§ Exercise brief: Those lines of the data that hold the word "color" are to be copied out.

§ Input:
________________________________________

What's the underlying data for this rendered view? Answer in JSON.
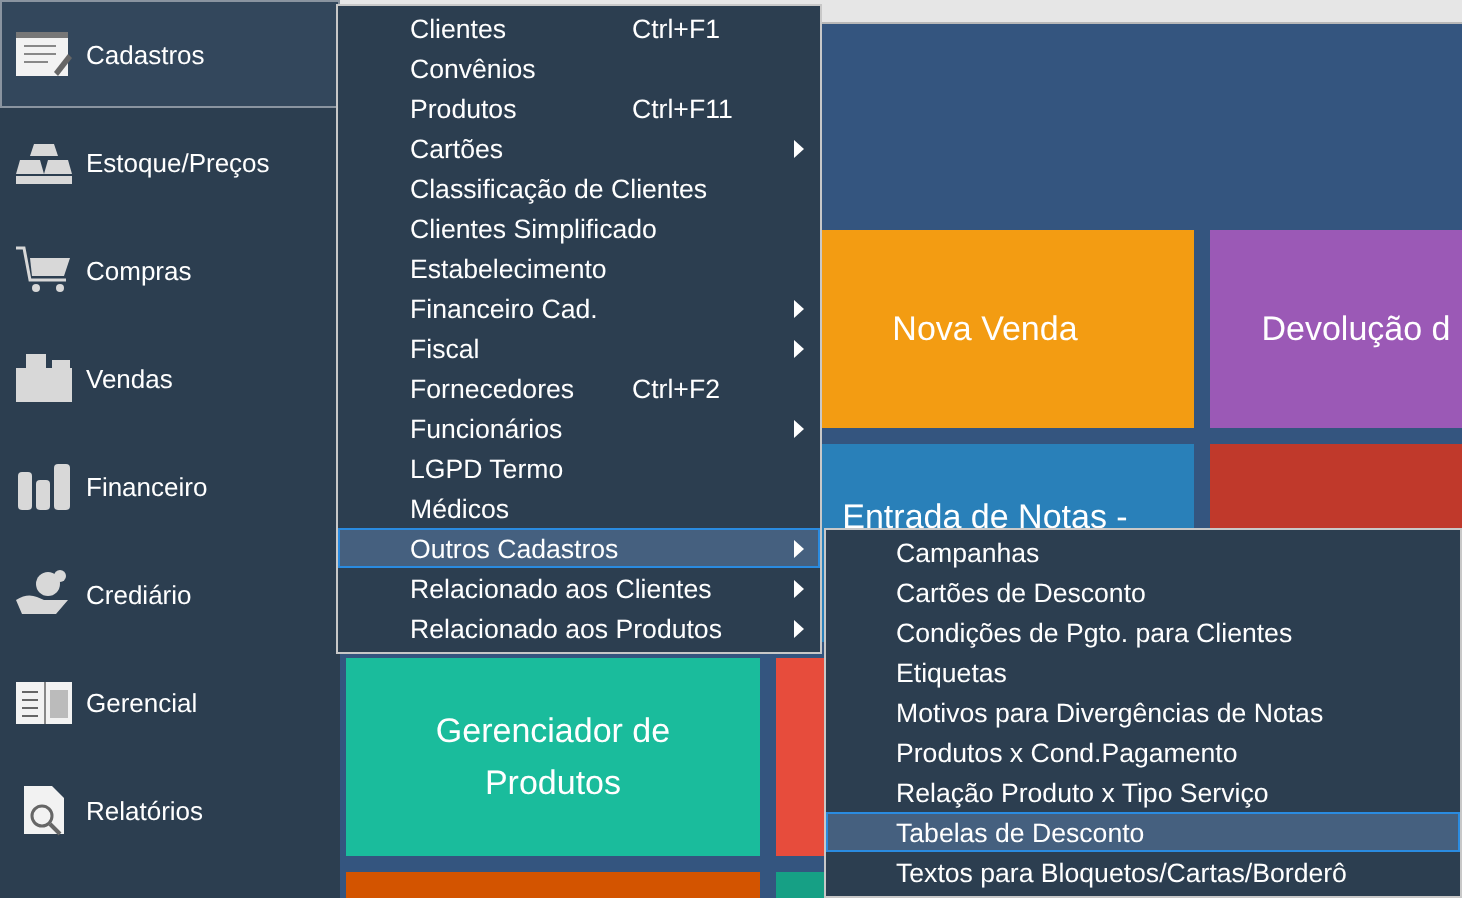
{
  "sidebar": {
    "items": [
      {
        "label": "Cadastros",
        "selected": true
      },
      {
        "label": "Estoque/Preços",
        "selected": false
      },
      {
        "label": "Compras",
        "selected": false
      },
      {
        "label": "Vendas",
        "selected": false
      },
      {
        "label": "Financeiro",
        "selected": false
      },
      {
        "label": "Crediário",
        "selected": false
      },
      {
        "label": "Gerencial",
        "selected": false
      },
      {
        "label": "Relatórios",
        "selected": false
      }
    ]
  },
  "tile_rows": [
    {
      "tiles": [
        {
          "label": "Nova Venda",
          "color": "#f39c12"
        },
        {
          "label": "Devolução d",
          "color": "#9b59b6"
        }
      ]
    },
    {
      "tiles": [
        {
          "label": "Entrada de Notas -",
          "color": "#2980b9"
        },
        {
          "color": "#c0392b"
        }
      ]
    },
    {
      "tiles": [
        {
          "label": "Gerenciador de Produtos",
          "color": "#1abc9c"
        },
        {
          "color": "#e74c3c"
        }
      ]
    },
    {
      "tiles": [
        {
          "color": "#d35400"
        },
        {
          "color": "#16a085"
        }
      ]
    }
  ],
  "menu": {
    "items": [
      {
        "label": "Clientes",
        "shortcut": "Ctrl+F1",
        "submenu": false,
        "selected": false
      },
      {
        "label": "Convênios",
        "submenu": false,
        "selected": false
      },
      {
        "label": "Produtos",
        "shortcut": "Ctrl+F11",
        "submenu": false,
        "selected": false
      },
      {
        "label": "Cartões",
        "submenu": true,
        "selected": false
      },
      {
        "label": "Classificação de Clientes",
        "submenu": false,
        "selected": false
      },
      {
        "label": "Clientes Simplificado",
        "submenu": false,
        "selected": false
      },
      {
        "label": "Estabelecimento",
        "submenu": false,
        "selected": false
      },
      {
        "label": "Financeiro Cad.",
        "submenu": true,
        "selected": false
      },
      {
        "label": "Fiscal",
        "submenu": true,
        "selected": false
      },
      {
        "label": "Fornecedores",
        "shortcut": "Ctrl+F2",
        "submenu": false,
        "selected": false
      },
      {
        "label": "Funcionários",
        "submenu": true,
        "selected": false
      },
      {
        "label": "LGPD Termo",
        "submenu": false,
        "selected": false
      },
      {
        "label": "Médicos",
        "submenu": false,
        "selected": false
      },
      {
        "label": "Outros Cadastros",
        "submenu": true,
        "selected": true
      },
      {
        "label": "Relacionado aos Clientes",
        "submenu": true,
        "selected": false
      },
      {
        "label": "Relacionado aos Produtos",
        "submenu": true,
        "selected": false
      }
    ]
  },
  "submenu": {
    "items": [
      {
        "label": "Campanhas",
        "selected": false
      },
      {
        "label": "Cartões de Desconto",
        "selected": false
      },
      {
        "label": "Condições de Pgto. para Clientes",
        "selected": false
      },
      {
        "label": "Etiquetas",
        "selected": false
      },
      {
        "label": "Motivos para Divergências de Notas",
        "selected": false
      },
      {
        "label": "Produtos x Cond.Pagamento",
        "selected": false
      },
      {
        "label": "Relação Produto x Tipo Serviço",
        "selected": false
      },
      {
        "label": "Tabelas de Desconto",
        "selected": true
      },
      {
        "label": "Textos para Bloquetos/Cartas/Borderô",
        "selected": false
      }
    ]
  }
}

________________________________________

§ Expected answer:
          "color": "#f39c12"
          "color": "#9b59b6"
          "color": "#2980b9"
          "color": "#c0392b"
          "color": "#1abc9c"
          "color": "#e74c3c"
          "color": "#d35400"
          "color": "#16a085"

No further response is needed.